Element data from apps and pages

**********

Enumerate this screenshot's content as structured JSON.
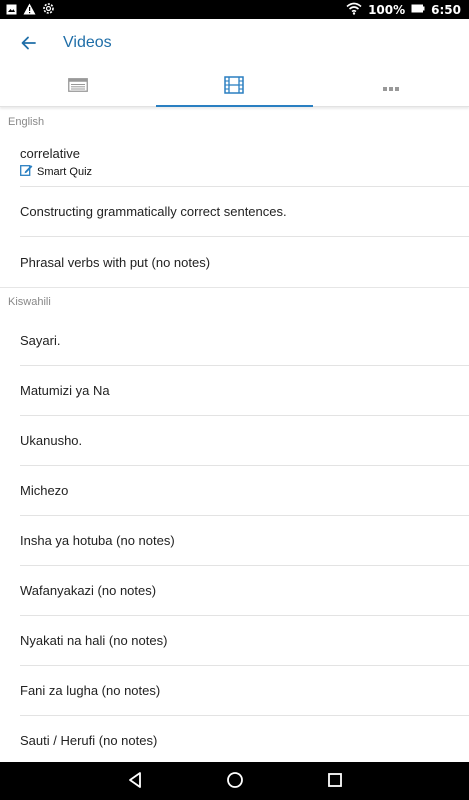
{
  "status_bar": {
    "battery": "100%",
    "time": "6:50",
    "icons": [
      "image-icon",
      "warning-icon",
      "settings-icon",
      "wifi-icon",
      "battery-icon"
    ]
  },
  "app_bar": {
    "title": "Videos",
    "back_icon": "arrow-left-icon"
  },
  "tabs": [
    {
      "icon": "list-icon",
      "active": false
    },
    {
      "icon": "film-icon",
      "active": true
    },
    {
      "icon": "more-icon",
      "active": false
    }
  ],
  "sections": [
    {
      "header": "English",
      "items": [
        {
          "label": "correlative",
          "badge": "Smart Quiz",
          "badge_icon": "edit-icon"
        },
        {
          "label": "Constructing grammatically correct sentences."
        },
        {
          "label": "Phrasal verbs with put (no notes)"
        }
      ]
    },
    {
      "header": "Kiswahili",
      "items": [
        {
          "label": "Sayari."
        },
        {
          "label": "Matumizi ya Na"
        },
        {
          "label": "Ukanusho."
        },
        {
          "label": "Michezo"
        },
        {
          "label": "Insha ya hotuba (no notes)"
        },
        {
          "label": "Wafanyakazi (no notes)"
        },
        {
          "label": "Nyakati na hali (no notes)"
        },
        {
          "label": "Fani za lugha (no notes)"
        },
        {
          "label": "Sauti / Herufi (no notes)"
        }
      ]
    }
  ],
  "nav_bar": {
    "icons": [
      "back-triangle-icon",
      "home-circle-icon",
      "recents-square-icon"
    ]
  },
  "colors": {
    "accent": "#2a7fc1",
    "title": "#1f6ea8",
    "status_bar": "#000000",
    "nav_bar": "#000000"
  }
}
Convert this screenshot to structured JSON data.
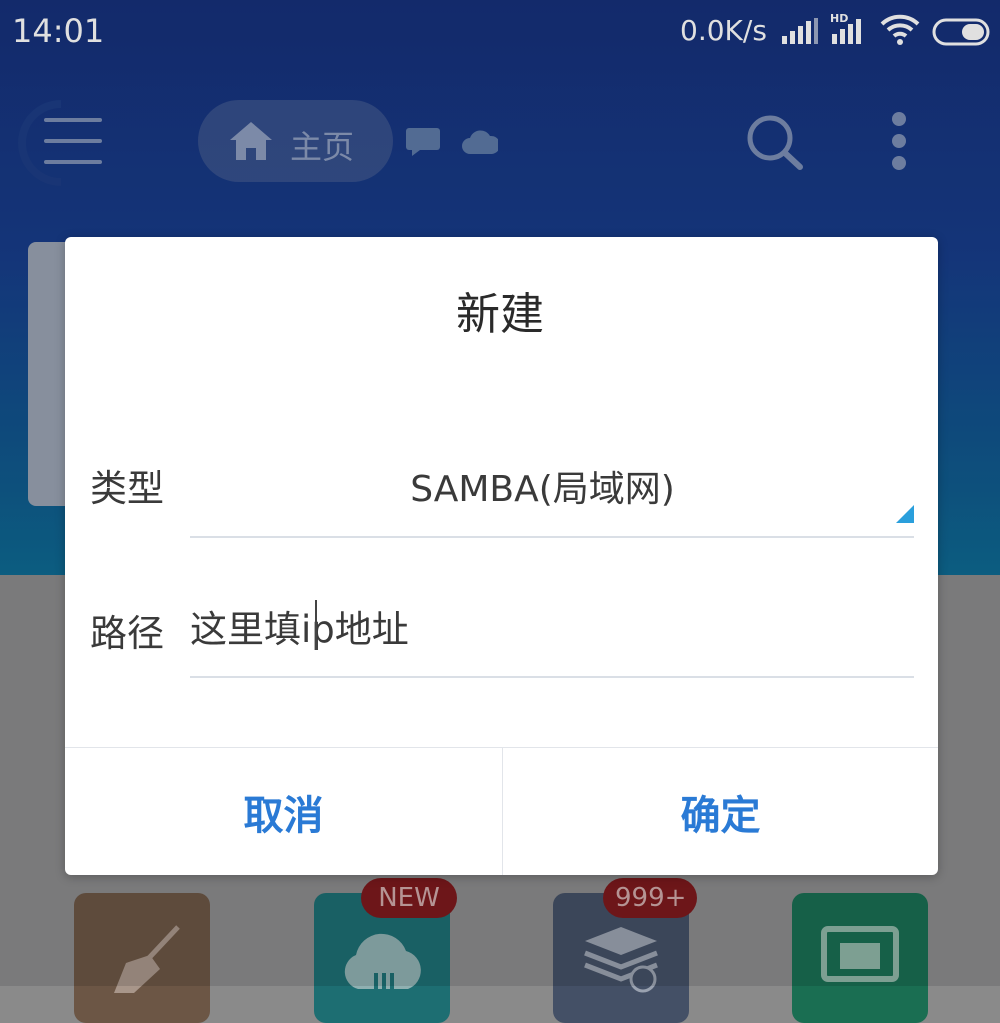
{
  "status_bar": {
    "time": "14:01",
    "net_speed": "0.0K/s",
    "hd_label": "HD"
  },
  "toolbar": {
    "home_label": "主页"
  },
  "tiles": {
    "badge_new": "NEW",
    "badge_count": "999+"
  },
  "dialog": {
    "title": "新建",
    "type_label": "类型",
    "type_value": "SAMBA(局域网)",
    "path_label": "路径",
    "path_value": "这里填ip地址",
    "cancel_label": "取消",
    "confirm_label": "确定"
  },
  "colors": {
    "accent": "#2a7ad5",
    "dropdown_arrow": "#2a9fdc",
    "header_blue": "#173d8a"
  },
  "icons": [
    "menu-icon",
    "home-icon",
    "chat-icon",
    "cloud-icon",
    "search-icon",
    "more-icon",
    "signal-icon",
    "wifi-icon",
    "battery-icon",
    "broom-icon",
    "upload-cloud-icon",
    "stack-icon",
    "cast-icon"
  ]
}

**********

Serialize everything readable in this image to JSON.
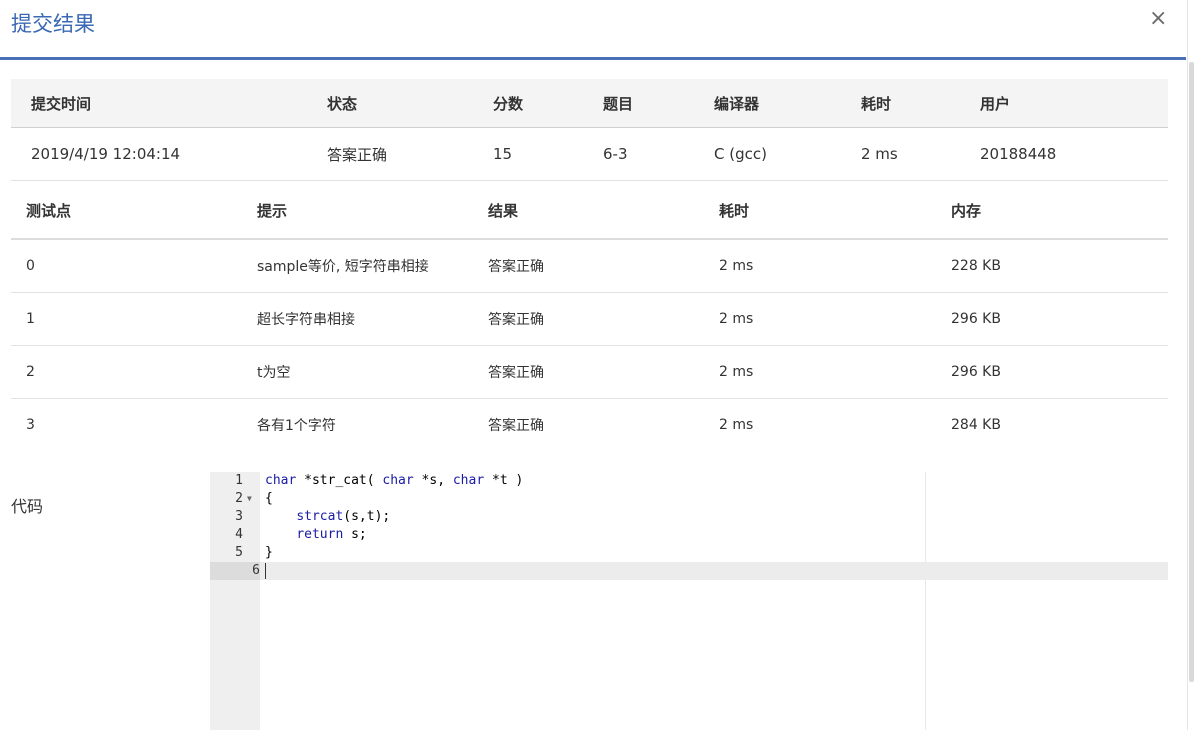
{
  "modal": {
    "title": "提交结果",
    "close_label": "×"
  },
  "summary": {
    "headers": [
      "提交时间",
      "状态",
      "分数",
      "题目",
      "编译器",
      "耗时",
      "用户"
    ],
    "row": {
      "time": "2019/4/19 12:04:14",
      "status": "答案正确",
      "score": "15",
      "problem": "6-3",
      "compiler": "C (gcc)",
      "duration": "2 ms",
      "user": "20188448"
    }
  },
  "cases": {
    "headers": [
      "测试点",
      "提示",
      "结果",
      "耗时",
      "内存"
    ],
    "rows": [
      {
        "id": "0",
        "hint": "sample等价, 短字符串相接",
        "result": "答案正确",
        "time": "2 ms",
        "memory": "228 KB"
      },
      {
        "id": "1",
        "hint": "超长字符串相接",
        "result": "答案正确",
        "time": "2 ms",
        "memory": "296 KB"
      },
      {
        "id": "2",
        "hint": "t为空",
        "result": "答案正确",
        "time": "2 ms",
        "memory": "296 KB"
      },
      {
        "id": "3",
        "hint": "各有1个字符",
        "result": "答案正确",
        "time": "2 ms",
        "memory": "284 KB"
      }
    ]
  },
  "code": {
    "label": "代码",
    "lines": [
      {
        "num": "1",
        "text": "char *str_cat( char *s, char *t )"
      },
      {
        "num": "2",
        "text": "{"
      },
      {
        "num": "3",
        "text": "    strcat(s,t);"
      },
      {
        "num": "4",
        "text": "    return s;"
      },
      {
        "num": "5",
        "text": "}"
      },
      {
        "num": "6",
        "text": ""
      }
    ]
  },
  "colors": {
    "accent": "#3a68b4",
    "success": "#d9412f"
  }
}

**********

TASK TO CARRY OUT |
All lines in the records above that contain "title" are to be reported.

RESULT OF THIS EXERCISE |
    "title": "Videos",
    "title": "#1f6ea8",
    "title": "新建",
    "title": "提交结果",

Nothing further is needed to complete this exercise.